WHAT IS EXPECTED =
The complete listing goes into the output exactly, without its pictures.

- - - - -

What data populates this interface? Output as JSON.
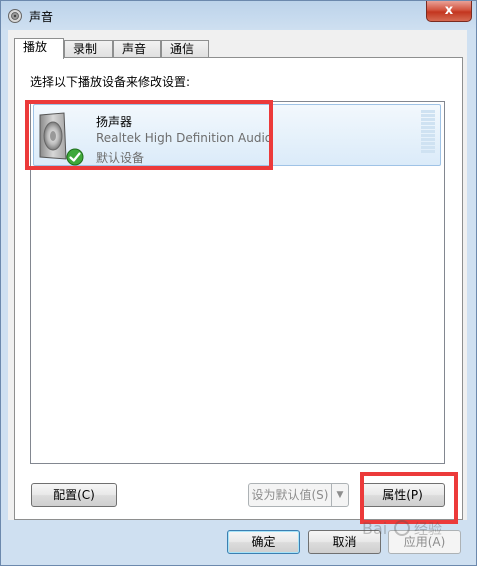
{
  "window": {
    "title": "声音",
    "close_glyph": "x"
  },
  "tabs": [
    {
      "label": "播放"
    },
    {
      "label": "录制"
    },
    {
      "label": "声音"
    },
    {
      "label": "通信"
    }
  ],
  "panel": {
    "instruction": "选择以下播放设备来修改设置:"
  },
  "devices": [
    {
      "name": "扬声器",
      "description": "Realtek High Definition Audio",
      "status": "默认设备",
      "icon": "speaker-icon",
      "badge": "default-check-icon"
    }
  ],
  "buttons": {
    "configure": "配置(C)",
    "set_default": "设为默认值(S)",
    "properties": "属性(P)",
    "ok": "确定",
    "cancel": "取消",
    "apply": "应用(A)"
  },
  "highlight_color": "#ec3a3a",
  "watermark": "Baidu 经验"
}
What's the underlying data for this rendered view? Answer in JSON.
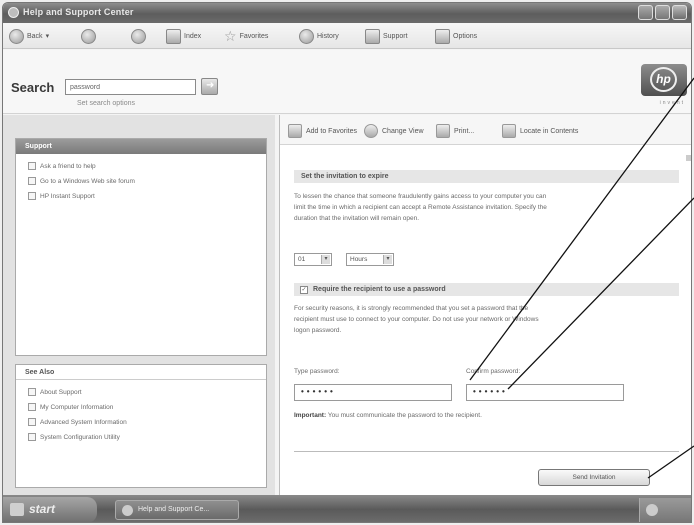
{
  "window": {
    "title": "Help and Support Center"
  },
  "toolbar": {
    "back": "Back",
    "index": "Index",
    "favorites": "Favorites",
    "history": "History",
    "support": "Support",
    "options": "Options"
  },
  "search": {
    "label": "Search",
    "value": "password",
    "options_link": "Set search options"
  },
  "brand": {
    "logo": "hp",
    "tagline": "invent"
  },
  "left": {
    "support": {
      "title": "Support",
      "items": [
        "Ask a friend to help",
        "Go to a Windows Web site forum",
        "HP Instant Support"
      ]
    },
    "see_also": {
      "title": "See Also",
      "items": [
        "About Support",
        "My Computer Information",
        "Advanced System Information",
        "System Configuration Utility"
      ]
    }
  },
  "right_toolbar": {
    "add_favorites": "Add to Favorites",
    "change_view": "Change View",
    "print": "Print...",
    "locate": "Locate in Contents"
  },
  "invitation": {
    "heading": "Set the invitation to expire",
    "text_line1": "To lessen the chance that someone fraudulently gains access to your computer you can",
    "text_line2": "limit the time in which a recipient can accept a Remote Assistance invitation. Specify the",
    "text_line3": "duration that the invitation will remain open.",
    "duration_value": "01",
    "duration_unit": "Hours",
    "require_password": "Require the recipient to use a password",
    "require_checked": "✓",
    "security_line1": "For security reasons, it is strongly recommended that you set a password that the",
    "security_line2": "recipient must use to connect to your computer. Do not use your network or Windows",
    "security_line3": "logon password.",
    "type_password_label": "Type password:",
    "confirm_password_label": "Confirm password:",
    "type_password_value": "••••••",
    "confirm_password_value": "••••••",
    "important_label": "Important:",
    "important_text": "You must communicate the password to the recipient.",
    "send_button": "Send Invitation"
  },
  "taskbar": {
    "start": "start",
    "task": "Help and Support Ce..."
  }
}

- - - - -

SOLUTION FOR THIS PROBLEM =
What data populates this interface? Output as JSON.
{
  "window": {
    "title": "声音",
    "close_glyph": "x"
  },
  "tabs": [
    {
      "label": "播放"
    },
    {
      "label": "录制"
    },
    {
      "label": "声音"
    },
    {
      "label": "通信"
    }
  ],
  "panel": {
    "instruction": "选择以下播放设备来修改设置:"
  },
  "devices": [
    {
      "name": "扬声器",
      "description": "Realtek High Definition Audio",
      "status": "默认设备",
      "icon": "speaker-icon",
      "badge": "default-check-icon"
    }
  ],
  "buttons": {
    "configure": "配置(C)",
    "set_default": "设为默认值(S)",
    "properties": "属性(P)",
    "ok": "确定",
    "cancel": "取消",
    "apply": "应用(A)"
  },
  "highlight_color": "#ec3a3a",
  "watermark": "Baidu 经验"
}
What's the underlying data for this rendered view? Answer in JSON.
{
  "window": {
    "title": "Help and Support Center"
  },
  "toolbar": {
    "back": "Back",
    "index": "Index",
    "favorites": "Favorites",
    "history": "History",
    "support": "Support",
    "options": "Options"
  },
  "search": {
    "label": "Search",
    "value": "password",
    "options_link": "Set search options"
  },
  "brand": {
    "logo": "hp",
    "tagline": "invent"
  },
  "left": {
    "support": {
      "title": "Support",
      "items": [
        "Ask a friend to help",
        "Go to a Windows Web site forum",
        "HP Instant Support"
      ]
    },
    "see_also": {
      "title": "See Also",
      "items": [
        "About Support",
        "My Computer Information",
        "Advanced System Information",
        "System Configuration Utility"
      ]
    }
  },
  "right_toolbar": {
    "add_favorites": "Add to Favorites",
    "change_view": "Change View",
    "print": "Print...",
    "locate": "Locate in Contents"
  },
  "invitation": {
    "heading": "Set the invitation to expire",
    "text_line1": "To lessen the chance that someone fraudulently gains access to your computer you can",
    "text_line2": "limit the time in which a recipient can accept a Remote Assistance invitation. Specify the",
    "text_line3": "duration that the invitation will remain open.",
    "duration_value": "01",
    "duration_unit": "Hours",
    "require_password": "Require the recipient to use a password",
    "require_checked": "✓",
    "security_line1": "For security reasons, it is strongly recommended that you set a password that the",
    "security_line2": "recipient must use to connect to your computer. Do not use your network or Windows",
    "security_line3": "logon password.",
    "type_password_label": "Type password:",
    "confirm_password_label": "Confirm password:",
    "type_password_value": "••••••",
    "confirm_password_value": "••••••",
    "important_label": "Important:",
    "important_text": "You must communicate the password to the recipient.",
    "send_button": "Send Invitation"
  },
  "taskbar": {
    "start": "start",
    "task": "Help and Support Ce..."
  }
}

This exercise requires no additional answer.